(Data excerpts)
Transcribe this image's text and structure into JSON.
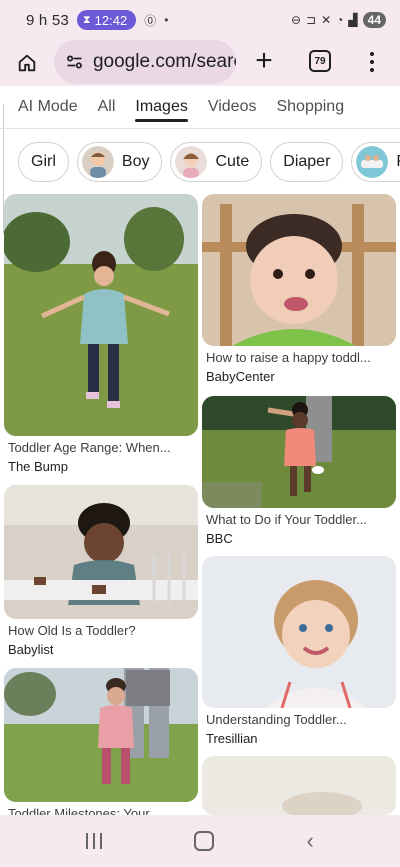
{
  "status": {
    "time": "9 h 53",
    "timer": "12:42",
    "battery": "44"
  },
  "browser": {
    "url": "google.com/searc",
    "tab_count": "79"
  },
  "search_tabs": [
    {
      "label": "AI Mode"
    },
    {
      "label": "All"
    },
    {
      "label": "Images"
    },
    {
      "label": "Videos"
    },
    {
      "label": "Shopping"
    }
  ],
  "chips": [
    {
      "label": "Girl"
    },
    {
      "label": "Boy"
    },
    {
      "label": "Cute"
    },
    {
      "label": "Diaper"
    },
    {
      "label": "F"
    }
  ],
  "results": [
    {
      "title": "Toddler Age Range: When...",
      "source": "The Bump"
    },
    {
      "title": "How to raise a happy toddl...",
      "source": "BabyCenter"
    },
    {
      "title": "What to Do if Your Toddler...",
      "source": "BBC"
    },
    {
      "title": "How Old Is a Toddler?",
      "source": "Babylist"
    },
    {
      "title": "Understanding Toddler...",
      "source": "Tresillian"
    },
    {
      "title": "Toddler Milestones: Your",
      "source": ""
    }
  ]
}
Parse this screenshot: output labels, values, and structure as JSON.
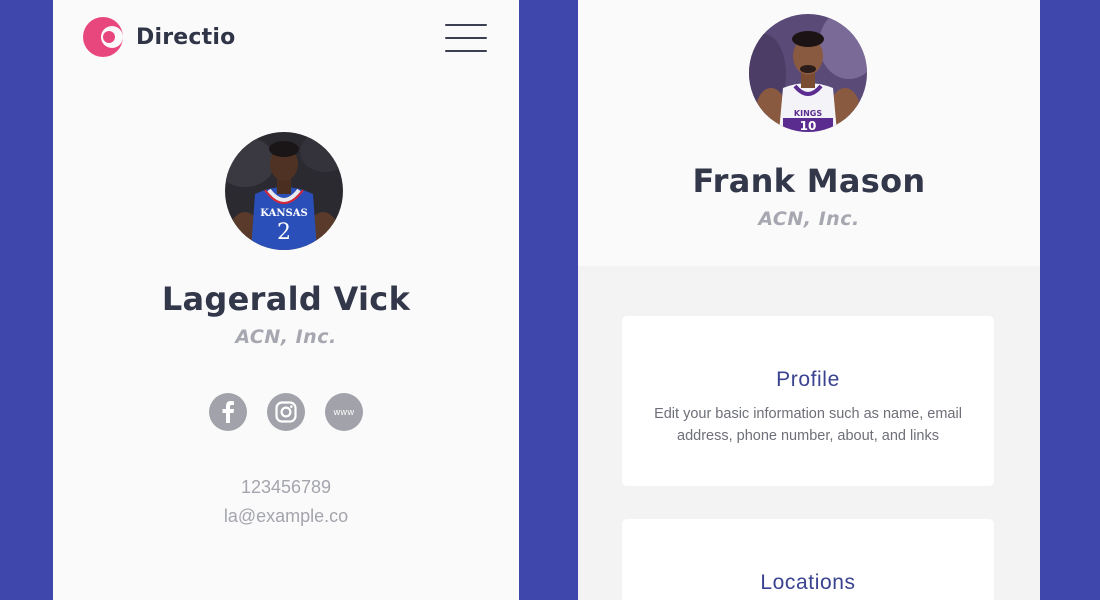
{
  "brand": {
    "name": "Directio",
    "logo_icon": "crescent-logo-icon",
    "logo_color": "#e8477e"
  },
  "menu": {
    "icon": "hamburger-menu-icon"
  },
  "left_profile": {
    "name": "Lagerald Vick",
    "company": "ACN, Inc.",
    "avatar": {
      "jersey_text": "KANSAS",
      "jersey_number": "2"
    },
    "socials": [
      {
        "icon": "facebook-icon"
      },
      {
        "icon": "instagram-icon"
      },
      {
        "icon": "www-icon",
        "label": "www"
      }
    ],
    "phone": "123456789",
    "email": "la@example.co"
  },
  "right_profile": {
    "name": "Frank Mason",
    "company": "ACN, Inc.",
    "avatar": {
      "jersey_text": "KINGS",
      "jersey_number": "10"
    },
    "cards": [
      {
        "title": "Profile",
        "description": "Edit your basic information such as name, email address, phone number, about, and links"
      },
      {
        "title": "Locations"
      }
    ]
  },
  "colors": {
    "background": "#3f47ad",
    "panel": "#fafafa",
    "text_dark": "#33374a",
    "text_muted": "#a6a7b0",
    "card_title": "#3a4390"
  }
}
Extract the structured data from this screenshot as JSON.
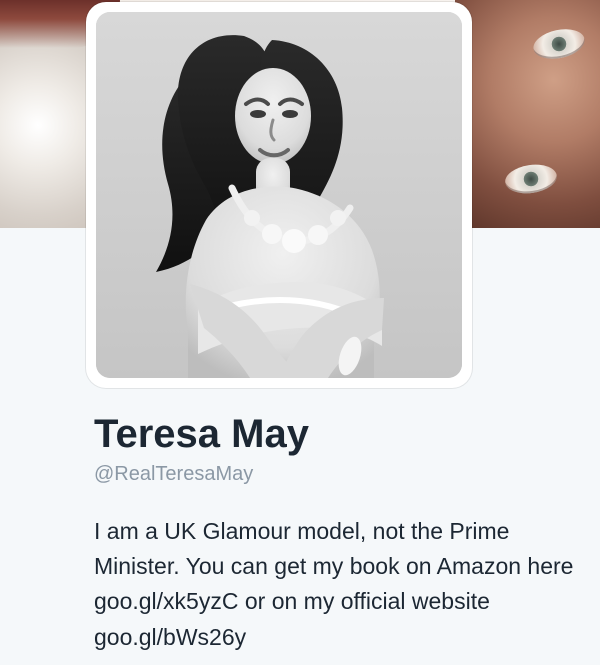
{
  "profile": {
    "display_name": "Teresa May",
    "handle": "@RealTeresaMay",
    "bio": {
      "part1": "I am a UK Glamour model, not the Prime Minister. You can get my book on Amazon here ",
      "link1": "goo.gl/xk5yzC",
      "part2": " or on my official website ",
      "link2": "goo.gl/bWs26y"
    }
  },
  "colors": {
    "page_background": "#f5f8fa",
    "text": "#1c2733",
    "muted_text": "#8b98a5",
    "avatar_border": "#ffffff"
  },
  "icons": {
    "avatar": "profile-photo"
  }
}
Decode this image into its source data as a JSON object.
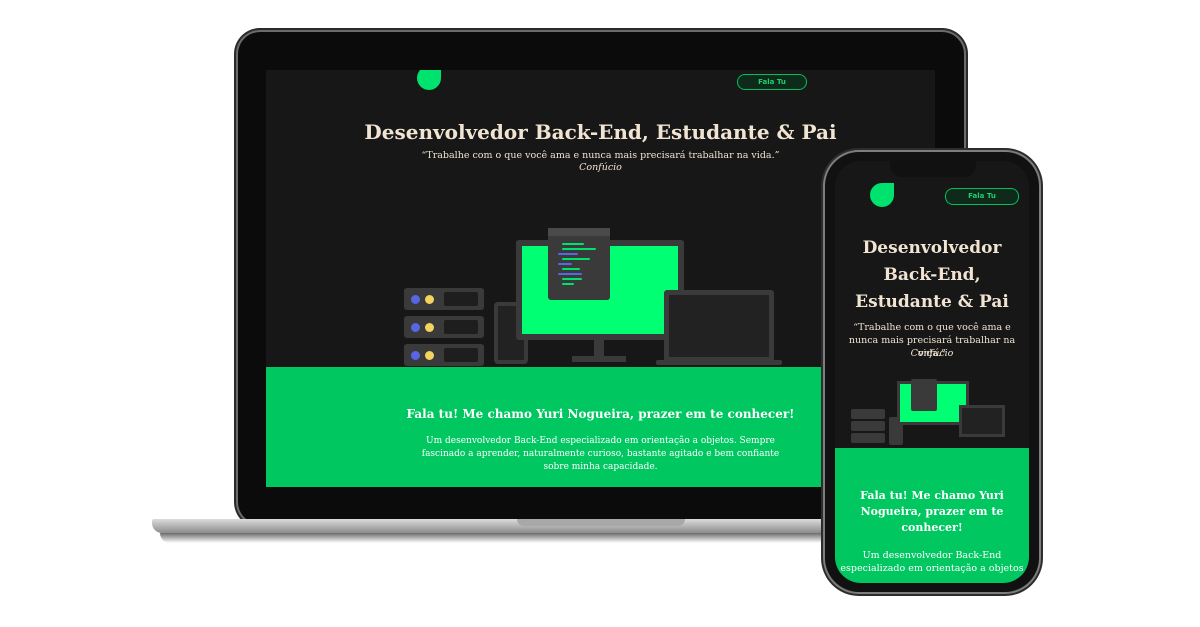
{
  "site": {
    "nav_button": "Fala Tu",
    "title": "Desenvolvedor Back-End, Estudante & Pai",
    "quote": "“Trabalhe com o que você ama e nunca mais precisará trabalhar na vida.”",
    "quote_author": "Confúcio",
    "hello": "Fala tu! Me chamo Yuri Nogueira, prazer em te conhecer!",
    "description": "Um desenvolvedor Back-End especializado em orientação a objetos. Sempre fascinado a aprender, naturalmente curioso, bastante agitado e bem confiante sobre minha capacidade.",
    "mobile_description": "Um desenvolvedor Back-End especializado em orientação a objetos"
  },
  "colors": {
    "accent_green": "#00c760",
    "logo_green": "#00e26e",
    "page_dark": "#171717",
    "text_cream": "#f1e4d2"
  },
  "icons": [
    "logo-leaf-icon",
    "server-rack-icon",
    "monitor-icon",
    "code-window-icon",
    "phone-device-icon",
    "laptop-device-icon"
  ]
}
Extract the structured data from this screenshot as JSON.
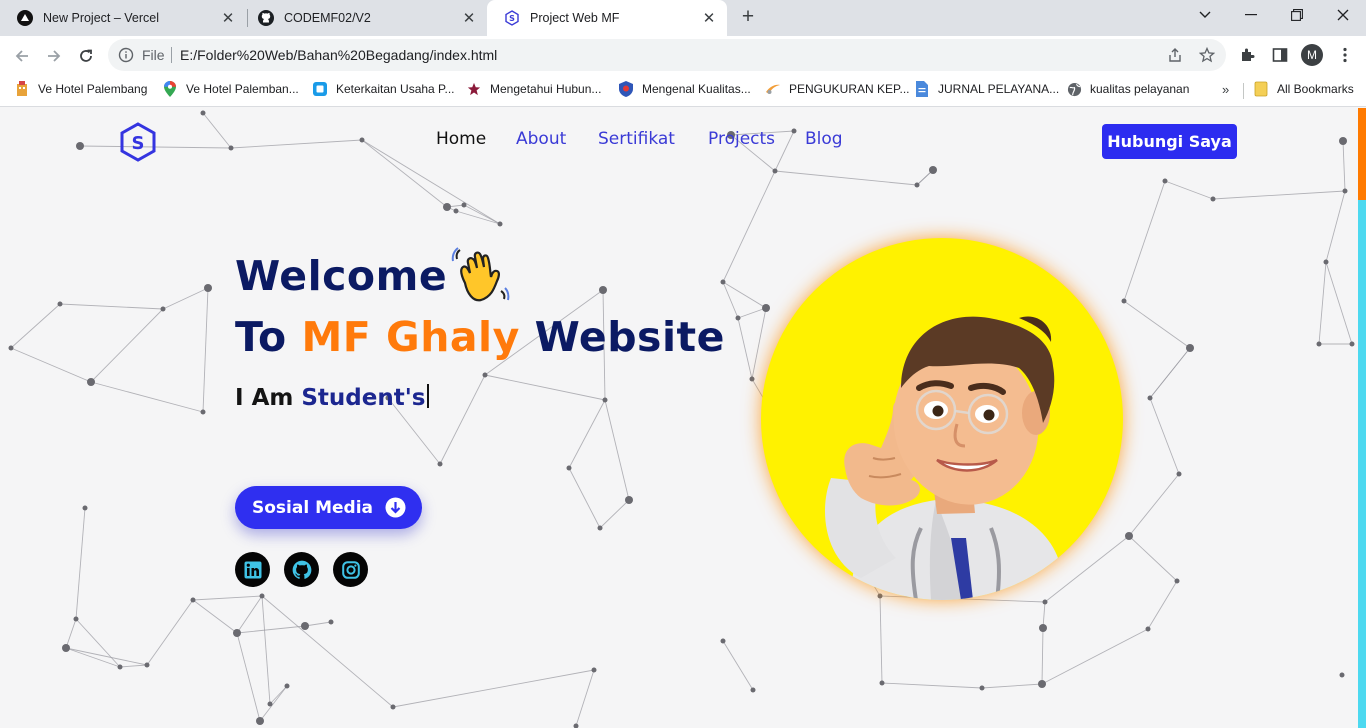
{
  "browser": {
    "tabs": [
      {
        "title": "New Project – Vercel",
        "icon": "vercel-icon"
      },
      {
        "title": "CODEMF02/V2",
        "icon": "github-icon"
      },
      {
        "title": "Project Web MF",
        "icon": "site-logo-icon"
      }
    ],
    "address": {
      "scheme_label": "File",
      "url": "E:/Folder%20Web/Bahan%20Begadang/index.html"
    },
    "profile_initial": "M",
    "bookmarks": [
      {
        "label": "Ve Hotel Palembang",
        "icon": "hotel-icon"
      },
      {
        "label": "Ve Hotel Palemban...",
        "icon": "maps-pin-icon"
      },
      {
        "label": "Keterkaitan Usaha P...",
        "icon": "doc-blue-icon"
      },
      {
        "label": "Mengetahui Hubun...",
        "icon": "star-icon"
      },
      {
        "label": "Mengenal Kualitas...",
        "icon": "shield-icon"
      },
      {
        "label": "PENGUKURAN KEP...",
        "icon": "swoosh-icon"
      },
      {
        "label": "JURNAL PELAYANA...",
        "icon": "file-icon"
      },
      {
        "label": "kualitas pelayanan",
        "icon": "globe-icon"
      }
    ],
    "bookmarks_more": "»",
    "all_bookmarks": "All Bookmarks"
  },
  "page": {
    "nav": {
      "home": "Home",
      "about": "About",
      "sertifikat": "Sertifikat",
      "projects": "Projects",
      "blog": "Blog"
    },
    "cta": "Hubungi Saya",
    "hero": {
      "line1": "Welcome",
      "line2_pre": "To ",
      "line2_accent": "MF Ghaly",
      "line2_post": " Website",
      "sub_static": "I Am ",
      "sub_typed": "Student's"
    },
    "social_button": "Sosial Media",
    "social_icons": [
      "linkedin-icon",
      "github-icon",
      "instagram-icon"
    ],
    "colors": {
      "accent": "#ff7a0b",
      "primary": "#2c2cf0",
      "heading": "#0b1a63",
      "avatar_bg": "#fff200"
    }
  }
}
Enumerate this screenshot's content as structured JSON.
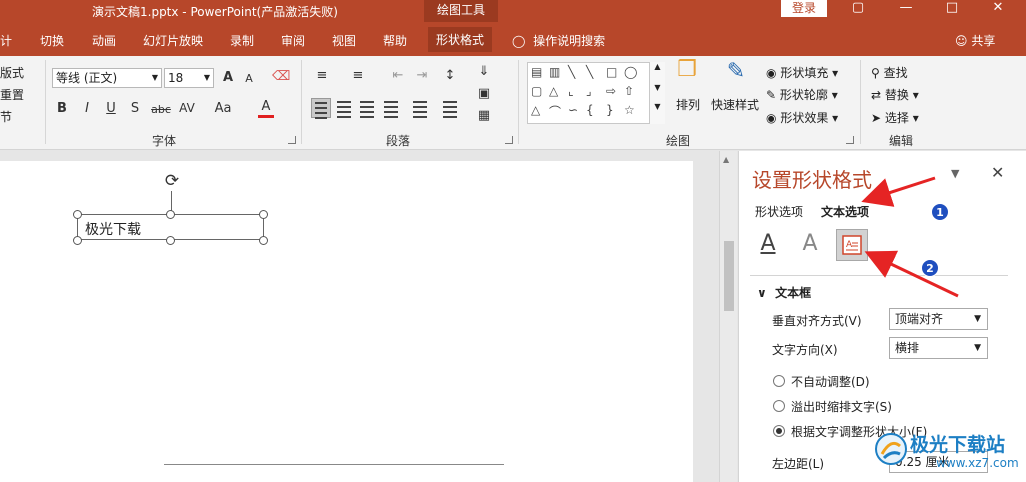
{
  "titlebar": {
    "document_title": "演示文稿1.pptx  -  PowerPoint(产品激活失败)",
    "context_label": "绘图工具",
    "login_label": "登录",
    "icons": [
      "ribbon-display-icon",
      "minimize-icon",
      "maximize-icon",
      "close-icon"
    ]
  },
  "tabs": [
    "计",
    "切换",
    "动画",
    "幻灯片放映",
    "录制",
    "审阅",
    "视图",
    "帮助",
    "形状格式"
  ],
  "active_tab": "形状格式",
  "tell_me": "操作说明搜索",
  "share": "共享",
  "ribbon": {
    "left_cut": [
      "版式",
      "重置",
      "节"
    ],
    "font_group": {
      "label": "字体",
      "font_name": "等线 (正文)",
      "font_size": "18",
      "grow": "A",
      "shrink": "A",
      "bold": "B",
      "italic": "I",
      "underline": "U",
      "shadow": "S",
      "strike": "abc",
      "spacing": "AV",
      "case": "Aa",
      "color": "A"
    },
    "paragraph_group": {
      "label": "段落"
    },
    "drawing_group": {
      "label": "绘图",
      "arrange": "排列",
      "quick_styles": "快速样式",
      "fill": "形状填充",
      "outline": "形状轮廓",
      "effects": "形状效果"
    },
    "editing_group": {
      "label": "编辑",
      "find": "查找",
      "replace": "替换",
      "select": "选择"
    }
  },
  "slide": {
    "textbox_text": "极光下载"
  },
  "format_pane": {
    "title": "设置形状格式",
    "tab_shape": "形状选项",
    "tab_text": "文本选项",
    "icon_fill_glyph": "A",
    "icon_outline_glyph": "A",
    "section": "文本框",
    "vertical_align_label": "垂直对齐方式(V)",
    "vertical_align_value": "顶端对齐",
    "text_direction_label": "文字方向(X)",
    "text_direction_value": "横排",
    "autofit_options": [
      {
        "label": "不自动调整(D)",
        "selected": false
      },
      {
        "label": "溢出时缩排文字(S)",
        "selected": false
      },
      {
        "label": "根据文字调整形状大小(F)",
        "selected": true
      }
    ],
    "left_margin_label": "左边距(L)",
    "left_margin_value": "0.25 厘米"
  },
  "annotations": {
    "badge1": "1",
    "badge2": "2",
    "arrow_color": "#e52424"
  },
  "watermark": {
    "name": "极光下载站",
    "url": "www.xz7.com"
  },
  "colors": {
    "brand": "#b7472a",
    "brand_dark": "#9b3a20",
    "badge": "#1f4fbf"
  }
}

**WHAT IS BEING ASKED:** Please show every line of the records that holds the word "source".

**TASK OUTPUT:**
      "source": "The Bump"
      "source": "BabyCenter"
      "source": "BBC"
      "source": "Babylist"
      "source": "Tresillian"
      "source": ""
Decode this image into its source data as a JSON object.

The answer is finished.